You can always count on an escalation of flu and flu-like illnesses at the beginning of the year. The Centers for Disease Control (CDC) reports some good news and bad news about how things are going so far.
Let’s start with the bad news:
-The incidence of pneumonia, a potentially fatal complication of the flu has been rising since the second week of January.
-Death rates have also increased over the same period of time.
Sadly, 20 pediatric deaths have been attributed to flu illnesses as of January 11th.
-The majority of strains cultured from those sick from the flu have the H1N1 type. This is the same virus from the pandemic of 2009 which was very lethal.
-More than 60 percent of the hospitalizations have been of people between ages 18 and 64. Most other admissions have been children under 5 years of age. This differs from past flu seasons which reflected a predominance in hospitalizations of young children and the elderly. This suggests the current flu viruses are targeting a younger adult population (which may cause it to be more widespread since this age group is more mobile).
-Supplies of the drugs used to treat influenza are starting to run short in certain areas.
So What’s the Good News?
-The currently available flu vaccine protects you against H1N1 (Great news if you have been vaccinated).
-The majority of current strains of H1N1 are sensitive to Oseltamivar (Tamiflu) and Zanamivir (Relenza) which are the more commonly used antiviral drugs. There are a small number of reports of H1N1 resistance to Oseltamivar (less than 1 percent).
-Although the prevailing strain is 2009’s H1N1, it does not at this point appear to be as lethal as it was five years ago.
-Since that time (2009), the vaccination campaign, flu vaccine awareness and accessibility to the flu vaccine has increased, possibly explaining the lower number of hospitalizations and deaths so far.
- It’s not too late to get the flu vaccine. It only takes a couple of weeks for the immune system to respond and supply you with protective antibodies.
Here are Three Action Points Published by the CDC:
1) Take time get the flu vaccine. Familiarize yourself with current vaccine recommendations and get vaccinated. It's the best step to take for flu prevention. Again, it’s not too late.
2) Practice daily preventive actions to stop the spread of germs. Try to avoid sick people (that would be very difficult for people who are in healthcare like me). If you develop a flu-like illness stay home for at least 24 hours after the fever is gone, except to seek medical care.
Cover your nose and mouth when you sneeze or cough.
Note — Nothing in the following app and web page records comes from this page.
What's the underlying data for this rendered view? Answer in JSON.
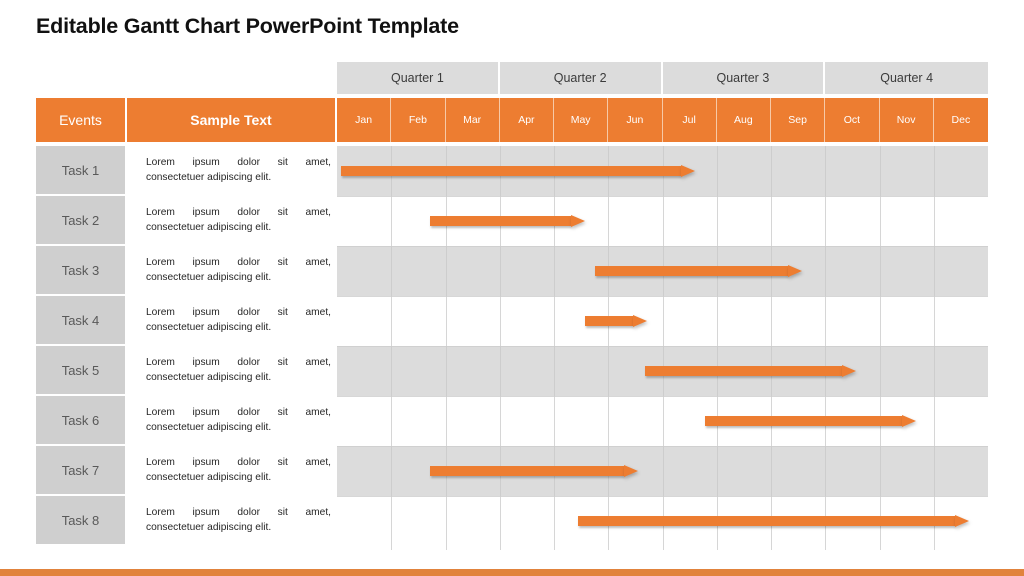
{
  "title": "Editable Gantt Chart PowerPoint Template",
  "headers": {
    "events": "Events",
    "sample_text": "Sample Text"
  },
  "colors": {
    "accent_orange": "#ed7d31",
    "bottom_bar": "#e1833c",
    "row_shaded": "#dcdcdc",
    "row_plain": "#ffffff",
    "task_cell": "#cfcfcf",
    "quarter_header": "#dcdcdc",
    "title_text": "#111111"
  },
  "chart_data": {
    "type": "bar",
    "chart_kind": "gantt",
    "title": "Editable Gantt Chart PowerPoint Template",
    "xlabel": "",
    "ylabel": "",
    "grid": true,
    "legend": "none",
    "quarters": [
      "Quarter 1",
      "Quarter 2",
      "Quarter 3",
      "Quarter 4"
    ],
    "months": [
      "Jan",
      "Feb",
      "Mar",
      "Apr",
      "May",
      "Jun",
      "Jul",
      "Aug",
      "Sep",
      "Oct",
      "Nov",
      "Dec"
    ],
    "xlim": [
      0,
      12
    ],
    "categories": [
      "Task 1",
      "Task 2",
      "Task 3",
      "Task 4",
      "Task 5",
      "Task 6",
      "Task 7",
      "Task 8"
    ],
    "tasks": [
      {
        "name": "Task 1",
        "description": "Lorem ipsum dolor sit amet, consectetuer adipiscing elit.",
        "start_month": 0.08,
        "end_month": 6.6,
        "start_label": "Jan",
        "end_label": "Jul",
        "shaded": true
      },
      {
        "name": "Task 2",
        "description": "Lorem ipsum dolor sit amet, consectetuer adipiscing elit.",
        "start_month": 1.72,
        "end_month": 4.58,
        "start_label": "Feb",
        "end_label": "May",
        "shaded": false
      },
      {
        "name": "Task 3",
        "description": "Lorem ipsum dolor sit amet, consectetuer adipiscing elit.",
        "start_month": 4.75,
        "end_month": 8.58,
        "start_label": "May",
        "end_label": "Sep",
        "shaded": true
      },
      {
        "name": "Task 4",
        "description": "Lorem ipsum dolor sit amet, consectetuer adipiscing elit.",
        "start_month": 4.58,
        "end_month": 5.72,
        "start_label": "May",
        "end_label": "Jun",
        "shaded": false
      },
      {
        "name": "Task 5",
        "description": "Lorem ipsum dolor sit amet, consectetuer adipiscing elit.",
        "start_month": 5.68,
        "end_month": 9.56,
        "start_label": "Jun",
        "end_label": "Oct",
        "shaded": true
      },
      {
        "name": "Task 6",
        "description": "Lorem ipsum dolor sit amet, consectetuer adipiscing elit.",
        "start_month": 6.79,
        "end_month": 10.67,
        "start_label": "Jul",
        "end_label": "Nov",
        "shaded": false
      },
      {
        "name": "Task 7",
        "description": "Lorem ipsum dolor sit amet, consectetuer adipiscing elit.",
        "start_month": 1.72,
        "end_month": 5.54,
        "start_label": "Feb",
        "end_label": "Jun",
        "shaded": true
      },
      {
        "name": "Task 8",
        "description": "Lorem ipsum dolor sit amet, consectetuer adipiscing elit.",
        "start_month": 4.45,
        "end_month": 11.65,
        "start_label": "May",
        "end_label": "Dec",
        "shaded": false
      }
    ]
  }
}
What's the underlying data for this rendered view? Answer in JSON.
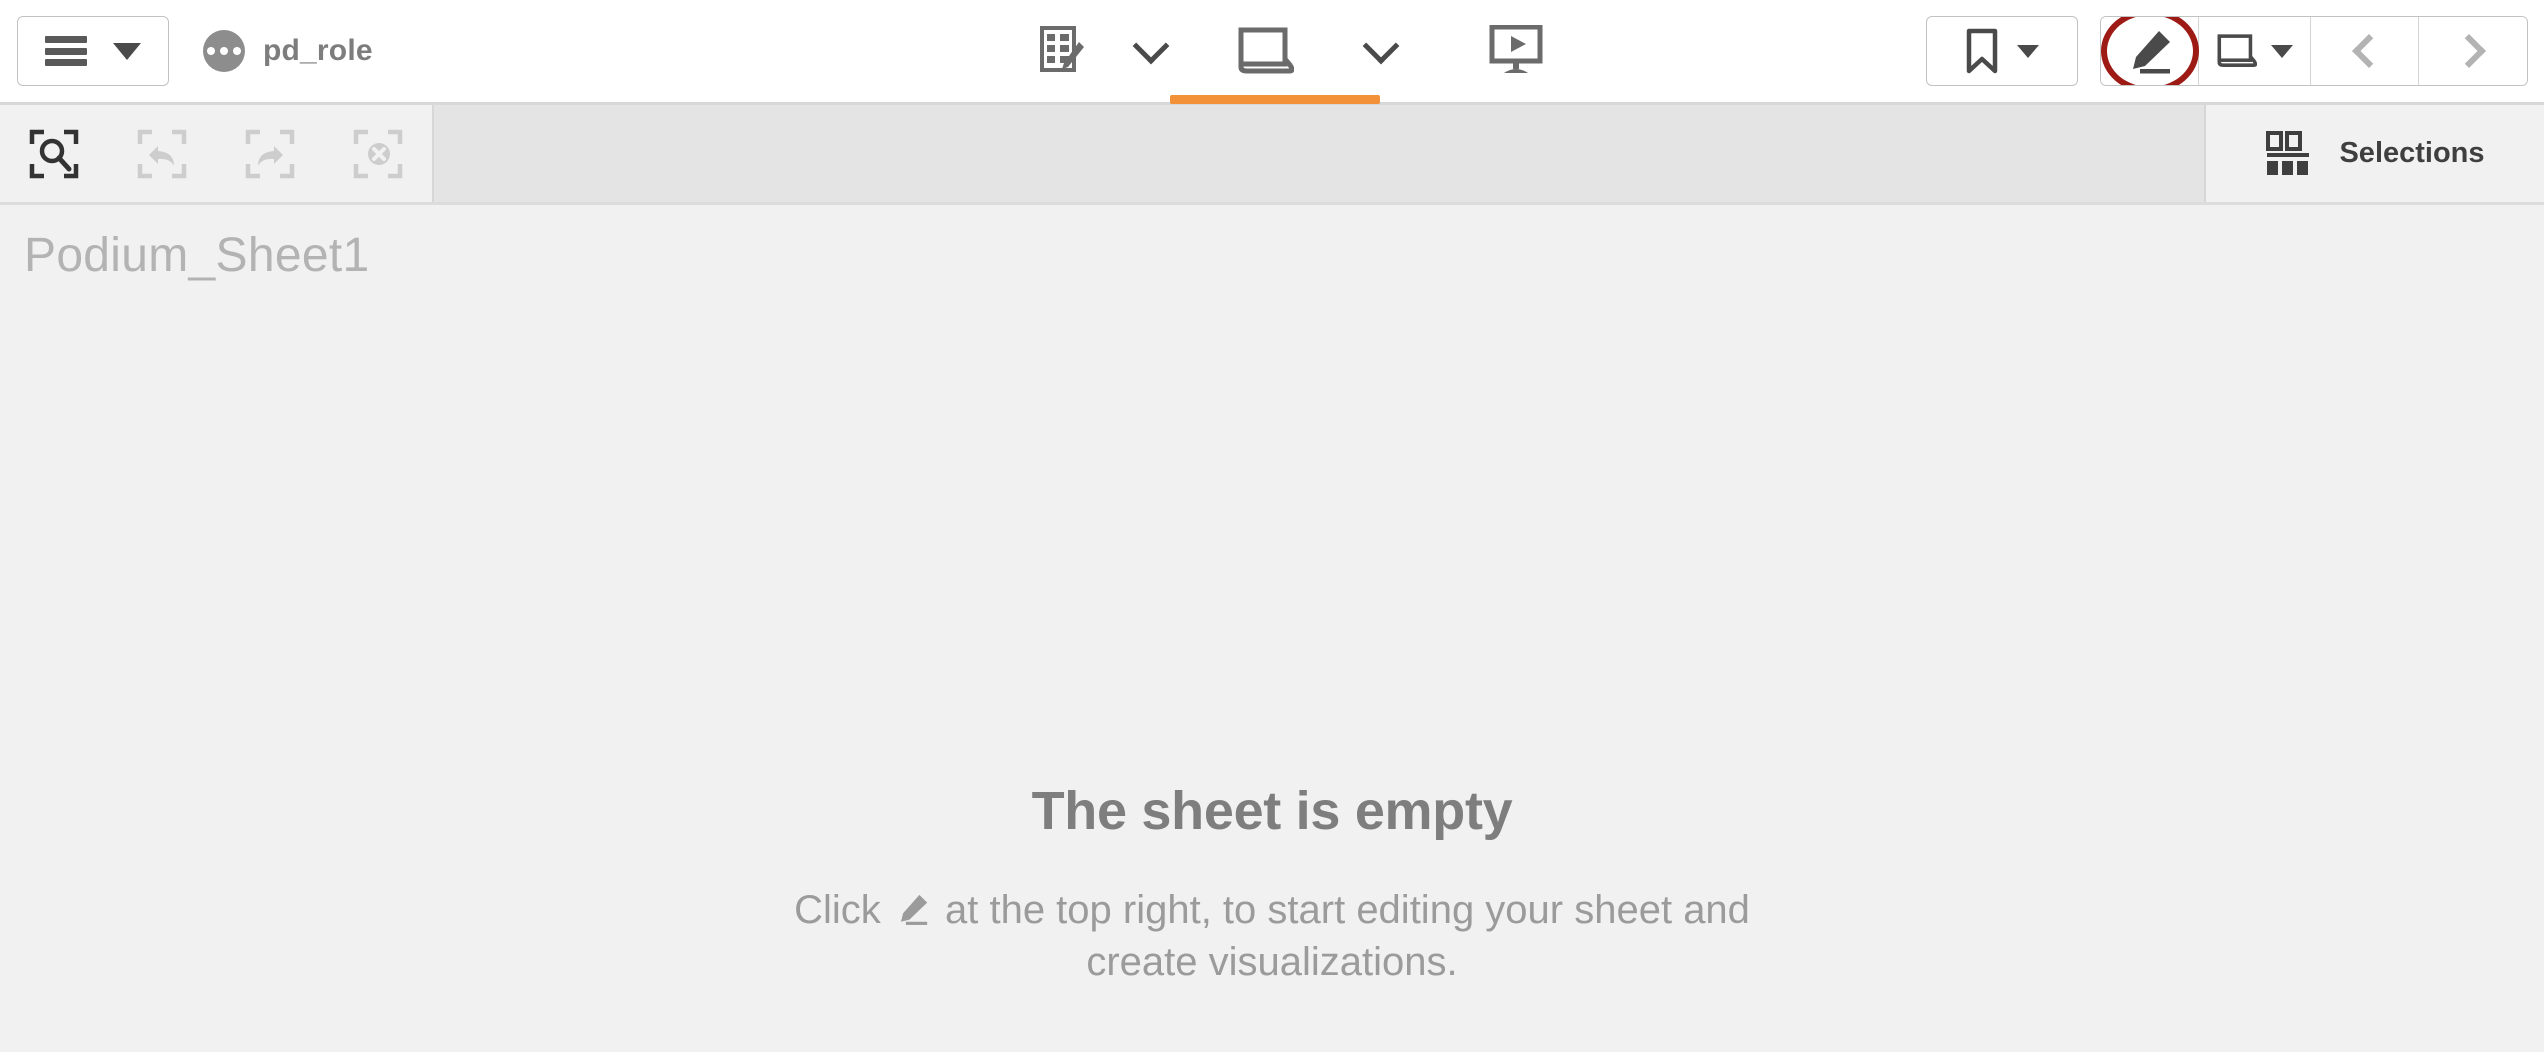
{
  "topbar": {
    "nav_button": {
      "label": "Navigation menu",
      "icon": "hamburger-icon",
      "caret": "chevron-down-icon"
    },
    "app": {
      "name": "pd_role",
      "icon": "app-dots-icon"
    },
    "center_tools": [
      {
        "name": "data-manager",
        "icon": "sheet-edit-icon",
        "label": "Data manager"
      },
      {
        "name": "data-manager-dropdown",
        "icon": "chevron-down-icon",
        "label": "Data manager options"
      },
      {
        "name": "sheets",
        "icon": "sheet-icon",
        "label": "Sheets",
        "active": true
      },
      {
        "name": "sheets-dropdown",
        "icon": "chevron-down-icon",
        "label": "Sheet options"
      },
      {
        "name": "storytelling",
        "icon": "presentation-play-icon",
        "label": "Storytelling"
      }
    ],
    "right_tools": [
      {
        "name": "bookmarks",
        "icon": "bookmark-icon",
        "label": "Bookmarks",
        "caret": "chevron-down-icon"
      },
      {
        "name": "edit-sheet",
        "icon": "pencil-icon",
        "label": "Edit sheet",
        "annotated": true
      },
      {
        "name": "sheet-navigation",
        "icon": "sheet-icon",
        "label": "Sheet navigation",
        "caret": "chevron-down-icon"
      },
      {
        "name": "previous-sheet",
        "icon": "chevron-left-icon",
        "label": "Previous sheet"
      },
      {
        "name": "next-sheet",
        "icon": "chevron-right-icon",
        "label": "Next sheet"
      }
    ]
  },
  "selections_bar": {
    "tools": [
      {
        "name": "selections-search",
        "icon": "selection-search-icon",
        "label": "Search selections",
        "enabled": true
      },
      {
        "name": "step-back",
        "icon": "selection-back-icon",
        "label": "Step back",
        "enabled": false
      },
      {
        "name": "step-forward",
        "icon": "selection-forward-icon",
        "label": "Step forward",
        "enabled": false
      },
      {
        "name": "clear-selections",
        "icon": "selection-clear-icon",
        "label": "Clear all selections",
        "enabled": false
      }
    ],
    "panel": {
      "label": "Selections",
      "icon": "selections-bar-icon"
    }
  },
  "sheet": {
    "title": "Podium_Sheet1",
    "empty_heading": "The sheet is empty",
    "empty_text_before": "Click",
    "empty_text_after": "at the top right, to start editing your sheet and create visualizations."
  },
  "colors": {
    "accent_orange": "#f29137",
    "annotation_red": "#9e1b15",
    "page_background": "#f1f1f1",
    "topbar_background": "#ffffff",
    "text_muted": "#9b9b9b"
  }
}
Wash your hands with soap and water, but if not available, use an alcohol based hand cleaner. Avoid touching your nose and mouth as much as possible. Germs more easily spread from one person or thing (such as a counter top) from the hands contacting the face. Wash off desks, counter tops or work stations that are frequented by other people before you contact them. Virus particles may stay alive for two weeks in droplets (moist or dry) of mucus or saliva that have landed on hard surfaces following a cough or sneeze.
3) If you suspect you have the flu ask your doctor about antiviral drug therapy. Certain chronic diseases may place you at high risk for having life threatening complications associated with flu syndrome. Some of these diseases include asthma, emphysema, heart conditions, diabetes and chronic kidney disorders. Antiviral drug therapy may shorten the duration of the flu syndrome and decrease the severity of symptoms. In addition, antiviral drugs may decrease the risk of complications. It’s important to contact your doctor within the first couple of days in order to maximize the potential benefit.
Signs of the flu include: sore throat, runny and stuffy nose, headache, fever, cough, chills, body aches and fatigue. Four or more of the above symptoms this time of the year may signal the flu or flu-like illness.
Let’s beat the flu to the punch and do all we can to keep ourselves, loved ones, friends and co-workers healthy by taking the above three action steps.
Situation Update: Summary of Weekly FluView (http://www.cdc.gov/flu/weekly/summary.htm)
CDC Says “Take 3” Actions To Fight The Flu
Interim Risk Assessment and Biosafety Level Recommendations for Working With Influenza A(H7N9) Viruses (http://www.cdc.gov/flu/avianflu/h7n9/risk-assessment.htm)